WorldFish and its partners have launched a major new project in Zambia. The Aquaculture Technical, Vocational and Entrepreneurship Training for Improved Private Sector and Smallholder Skills project aims to increase the human resources in the private sector and the number of smallholder commercial fish farmers with enhanced aquaculture knowledge and up-to-date practical skills.

Zambia has a high rate of unemployment. There are noticeable disparities between men and women in the labor force, especially a lack of women formally working in the fisheries sector who have received fisheries skills training. In addition, the current technical education, vocational and entrepreneurship training (TEVET) system faces challenges, including developing skills that are relevant to the employment market, particularly the private sector. 

Moreover, there are poor linkages between the private sector and smallholder fish farmers, affecting their ability to organize for improved input supply, aggregation and sale of their outputs as well as their greater participation in other aquaculture value chain activities.

Monitoring of fish growth in smallholder ponds in Mbala District, Northern Province, Zambia. Photo by Steven Cole

Enhancing technical education

The new USD 2.5 million, 3.5-year project is funded by the Norwegian Agency for Development Cooperation. It will be implemented by WorldFish through FISH, in partnership with the Natural Resources Development College (NRDC), Musika and BluePlanet. It will be carried out in the Zambian capital Lusaka and the Northern and Luapula provinces. 

The project has two components:

  • upgrading the fisheries science curriculum (long- and short-term courses) and training tools, and developing an online training platform and internship program at NRDC with links to other TEVET institutions to scale the upgraded training ‘package’ over the course of the project;
  • enhancing the technical education, vocational and entrepreneurship skills of rural women, men and youth smallholder commercial fish farmers and increasing their linkages to input/output markets and entrepreneurship opportunities via private sector extension support and services delivery.

The project will also contribute to the goals of several government and global initiatives. Among them are the Zambia 7th National Development Plan, the Zambia Aquaculture Enterprise Development Project and the UNESCO Strategy for Technical and Vocational Education and Training (2016–2021).

Launch of the AQ TEVET project in Zambia.

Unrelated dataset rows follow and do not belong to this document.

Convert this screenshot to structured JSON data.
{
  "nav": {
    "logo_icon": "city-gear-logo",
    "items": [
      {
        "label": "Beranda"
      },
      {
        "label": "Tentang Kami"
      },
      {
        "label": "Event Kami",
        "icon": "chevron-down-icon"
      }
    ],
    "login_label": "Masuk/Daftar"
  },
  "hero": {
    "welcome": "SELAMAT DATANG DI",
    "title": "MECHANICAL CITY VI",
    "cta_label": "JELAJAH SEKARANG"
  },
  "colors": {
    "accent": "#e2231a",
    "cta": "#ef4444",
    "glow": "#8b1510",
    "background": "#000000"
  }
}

Photo by Gift Chanda

Private sector commitment

The project was launched on 9 November 2018 at NRDC. The launch was attended by representatives from the Ministry of Agriculture, Ministry of Fisheries and Livestock, University of Zambia, Copperbelt University and the German Corporation for International Cooperation (GIZ).

Cecilia Kamanga, Acting Permanent Secretary of the Ministry of Fisheries and Livestock, noted the importance of the fisheries sector to Zambia’s economic development, income generation and contribution to food and nutrition security. 

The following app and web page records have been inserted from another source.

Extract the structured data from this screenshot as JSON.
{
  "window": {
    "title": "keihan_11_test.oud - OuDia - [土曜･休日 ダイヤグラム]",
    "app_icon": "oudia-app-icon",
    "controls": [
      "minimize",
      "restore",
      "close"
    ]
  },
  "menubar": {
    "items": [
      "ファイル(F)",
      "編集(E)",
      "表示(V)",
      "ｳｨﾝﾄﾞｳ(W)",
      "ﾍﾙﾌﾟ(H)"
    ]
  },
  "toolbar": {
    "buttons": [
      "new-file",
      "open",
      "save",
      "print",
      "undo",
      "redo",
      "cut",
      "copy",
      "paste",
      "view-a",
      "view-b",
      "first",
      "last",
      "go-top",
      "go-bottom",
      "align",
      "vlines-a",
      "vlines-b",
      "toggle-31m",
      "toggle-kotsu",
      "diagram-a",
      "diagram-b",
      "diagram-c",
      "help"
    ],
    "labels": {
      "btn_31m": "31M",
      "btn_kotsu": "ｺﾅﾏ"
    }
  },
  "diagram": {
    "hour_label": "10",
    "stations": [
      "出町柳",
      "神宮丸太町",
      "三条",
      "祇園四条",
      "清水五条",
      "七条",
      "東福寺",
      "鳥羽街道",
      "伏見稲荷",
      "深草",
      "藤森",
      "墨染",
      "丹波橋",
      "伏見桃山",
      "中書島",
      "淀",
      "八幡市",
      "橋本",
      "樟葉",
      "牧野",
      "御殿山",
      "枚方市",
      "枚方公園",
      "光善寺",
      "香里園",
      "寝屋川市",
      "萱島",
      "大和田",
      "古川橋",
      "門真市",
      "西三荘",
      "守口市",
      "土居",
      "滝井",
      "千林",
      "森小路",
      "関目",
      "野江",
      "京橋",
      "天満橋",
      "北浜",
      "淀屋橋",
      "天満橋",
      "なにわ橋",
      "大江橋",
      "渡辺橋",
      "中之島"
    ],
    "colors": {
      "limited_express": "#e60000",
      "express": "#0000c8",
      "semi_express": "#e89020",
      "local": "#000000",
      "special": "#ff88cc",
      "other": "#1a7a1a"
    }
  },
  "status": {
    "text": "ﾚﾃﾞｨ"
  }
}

“I have no doubts that the project being been launched today will complement the vision of the Aquaculture Enterprise Development Project, which was launched by President Edgar Chagwa Lungu in October 2017 and aims at promoting fish production through aquaculture,” she said.

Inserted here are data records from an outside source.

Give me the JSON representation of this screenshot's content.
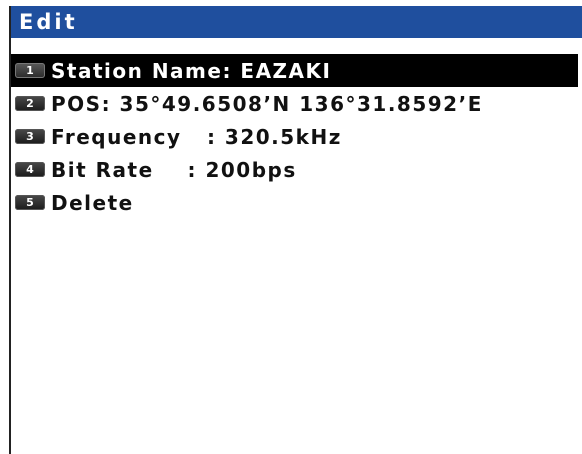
{
  "title": "Edit",
  "menu": {
    "items": [
      {
        "key": "1",
        "label": "Station Name: EAZAKI",
        "selected": true
      },
      {
        "key": "2",
        "label": "POS: 35°49.6508’N 136°31.8592’E",
        "selected": false
      },
      {
        "key": "3",
        "label": "Frequency   : 320.5kHz",
        "selected": false
      },
      {
        "key": "4",
        "label": "Bit Rate    : 200bps",
        "selected": false
      },
      {
        "key": "5",
        "label": "Delete",
        "selected": false
      }
    ]
  },
  "colors": {
    "title_bar": "#1f4f9e",
    "selected_row": "#000000",
    "key_badge": "#2a2a2a"
  }
}
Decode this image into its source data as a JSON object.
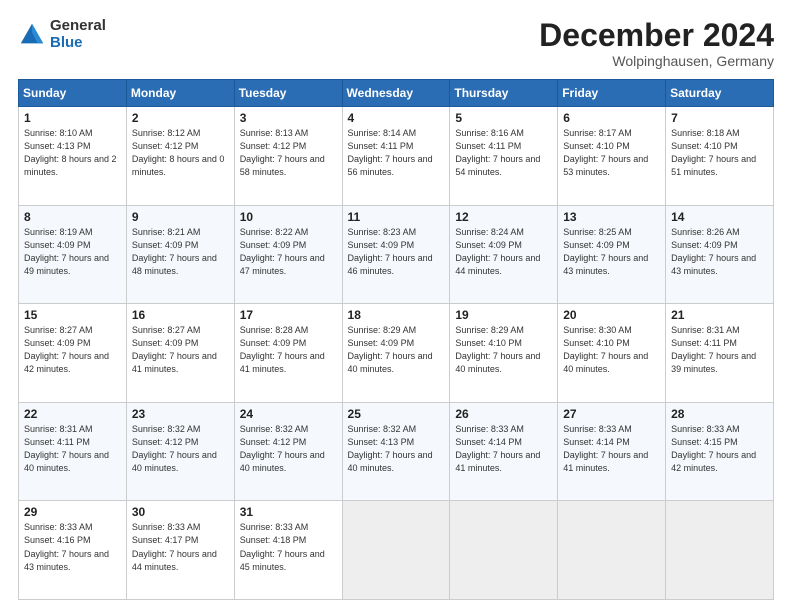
{
  "logo": {
    "general": "General",
    "blue": "Blue"
  },
  "header": {
    "month": "December 2024",
    "location": "Wolpinghausen, Germany"
  },
  "weekdays": [
    "Sunday",
    "Monday",
    "Tuesday",
    "Wednesday",
    "Thursday",
    "Friday",
    "Saturday"
  ],
  "weeks": [
    [
      {
        "day": "1",
        "sunrise": "Sunrise: 8:10 AM",
        "sunset": "Sunset: 4:13 PM",
        "daylight": "Daylight: 8 hours and 2 minutes."
      },
      {
        "day": "2",
        "sunrise": "Sunrise: 8:12 AM",
        "sunset": "Sunset: 4:12 PM",
        "daylight": "Daylight: 8 hours and 0 minutes."
      },
      {
        "day": "3",
        "sunrise": "Sunrise: 8:13 AM",
        "sunset": "Sunset: 4:12 PM",
        "daylight": "Daylight: 7 hours and 58 minutes."
      },
      {
        "day": "4",
        "sunrise": "Sunrise: 8:14 AM",
        "sunset": "Sunset: 4:11 PM",
        "daylight": "Daylight: 7 hours and 56 minutes."
      },
      {
        "day": "5",
        "sunrise": "Sunrise: 8:16 AM",
        "sunset": "Sunset: 4:11 PM",
        "daylight": "Daylight: 7 hours and 54 minutes."
      },
      {
        "day": "6",
        "sunrise": "Sunrise: 8:17 AM",
        "sunset": "Sunset: 4:10 PM",
        "daylight": "Daylight: 7 hours and 53 minutes."
      },
      {
        "day": "7",
        "sunrise": "Sunrise: 8:18 AM",
        "sunset": "Sunset: 4:10 PM",
        "daylight": "Daylight: 7 hours and 51 minutes."
      }
    ],
    [
      {
        "day": "8",
        "sunrise": "Sunrise: 8:19 AM",
        "sunset": "Sunset: 4:09 PM",
        "daylight": "Daylight: 7 hours and 49 minutes."
      },
      {
        "day": "9",
        "sunrise": "Sunrise: 8:21 AM",
        "sunset": "Sunset: 4:09 PM",
        "daylight": "Daylight: 7 hours and 48 minutes."
      },
      {
        "day": "10",
        "sunrise": "Sunrise: 8:22 AM",
        "sunset": "Sunset: 4:09 PM",
        "daylight": "Daylight: 7 hours and 47 minutes."
      },
      {
        "day": "11",
        "sunrise": "Sunrise: 8:23 AM",
        "sunset": "Sunset: 4:09 PM",
        "daylight": "Daylight: 7 hours and 46 minutes."
      },
      {
        "day": "12",
        "sunrise": "Sunrise: 8:24 AM",
        "sunset": "Sunset: 4:09 PM",
        "daylight": "Daylight: 7 hours and 44 minutes."
      },
      {
        "day": "13",
        "sunrise": "Sunrise: 8:25 AM",
        "sunset": "Sunset: 4:09 PM",
        "daylight": "Daylight: 7 hours and 43 minutes."
      },
      {
        "day": "14",
        "sunrise": "Sunrise: 8:26 AM",
        "sunset": "Sunset: 4:09 PM",
        "daylight": "Daylight: 7 hours and 43 minutes."
      }
    ],
    [
      {
        "day": "15",
        "sunrise": "Sunrise: 8:27 AM",
        "sunset": "Sunset: 4:09 PM",
        "daylight": "Daylight: 7 hours and 42 minutes."
      },
      {
        "day": "16",
        "sunrise": "Sunrise: 8:27 AM",
        "sunset": "Sunset: 4:09 PM",
        "daylight": "Daylight: 7 hours and 41 minutes."
      },
      {
        "day": "17",
        "sunrise": "Sunrise: 8:28 AM",
        "sunset": "Sunset: 4:09 PM",
        "daylight": "Daylight: 7 hours and 41 minutes."
      },
      {
        "day": "18",
        "sunrise": "Sunrise: 8:29 AM",
        "sunset": "Sunset: 4:09 PM",
        "daylight": "Daylight: 7 hours and 40 minutes."
      },
      {
        "day": "19",
        "sunrise": "Sunrise: 8:29 AM",
        "sunset": "Sunset: 4:10 PM",
        "daylight": "Daylight: 7 hours and 40 minutes."
      },
      {
        "day": "20",
        "sunrise": "Sunrise: 8:30 AM",
        "sunset": "Sunset: 4:10 PM",
        "daylight": "Daylight: 7 hours and 40 minutes."
      },
      {
        "day": "21",
        "sunrise": "Sunrise: 8:31 AM",
        "sunset": "Sunset: 4:11 PM",
        "daylight": "Daylight: 7 hours and 39 minutes."
      }
    ],
    [
      {
        "day": "22",
        "sunrise": "Sunrise: 8:31 AM",
        "sunset": "Sunset: 4:11 PM",
        "daylight": "Daylight: 7 hours and 40 minutes."
      },
      {
        "day": "23",
        "sunrise": "Sunrise: 8:32 AM",
        "sunset": "Sunset: 4:12 PM",
        "daylight": "Daylight: 7 hours and 40 minutes."
      },
      {
        "day": "24",
        "sunrise": "Sunrise: 8:32 AM",
        "sunset": "Sunset: 4:12 PM",
        "daylight": "Daylight: 7 hours and 40 minutes."
      },
      {
        "day": "25",
        "sunrise": "Sunrise: 8:32 AM",
        "sunset": "Sunset: 4:13 PM",
        "daylight": "Daylight: 7 hours and 40 minutes."
      },
      {
        "day": "26",
        "sunrise": "Sunrise: 8:33 AM",
        "sunset": "Sunset: 4:14 PM",
        "daylight": "Daylight: 7 hours and 41 minutes."
      },
      {
        "day": "27",
        "sunrise": "Sunrise: 8:33 AM",
        "sunset": "Sunset: 4:14 PM",
        "daylight": "Daylight: 7 hours and 41 minutes."
      },
      {
        "day": "28",
        "sunrise": "Sunrise: 8:33 AM",
        "sunset": "Sunset: 4:15 PM",
        "daylight": "Daylight: 7 hours and 42 minutes."
      }
    ],
    [
      {
        "day": "29",
        "sunrise": "Sunrise: 8:33 AM",
        "sunset": "Sunset: 4:16 PM",
        "daylight": "Daylight: 7 hours and 43 minutes."
      },
      {
        "day": "30",
        "sunrise": "Sunrise: 8:33 AM",
        "sunset": "Sunset: 4:17 PM",
        "daylight": "Daylight: 7 hours and 44 minutes."
      },
      {
        "day": "31",
        "sunrise": "Sunrise: 8:33 AM",
        "sunset": "Sunset: 4:18 PM",
        "daylight": "Daylight: 7 hours and 45 minutes."
      },
      null,
      null,
      null,
      null
    ]
  ]
}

“Aquaculture knowledge and updated practical skills will help to sustainably grow the sector,” added Dr. Sloans Chimatiro, Country Director Zambia and Tanzania, WorldFish. “Our efforts will focus on youth and women, positively impacting their meaningful integration into the aquaculture value chain once they graduate from NRDC and other institutions to which the upgraded curriculum will be scaled.”

The presence of a number of private companies at the launch, including Yalelo, Skretting, Novatek and Great Lake Products, underlined the commitment of the private sector to supporting the project and to the equitable growth of aquaculture more broadly.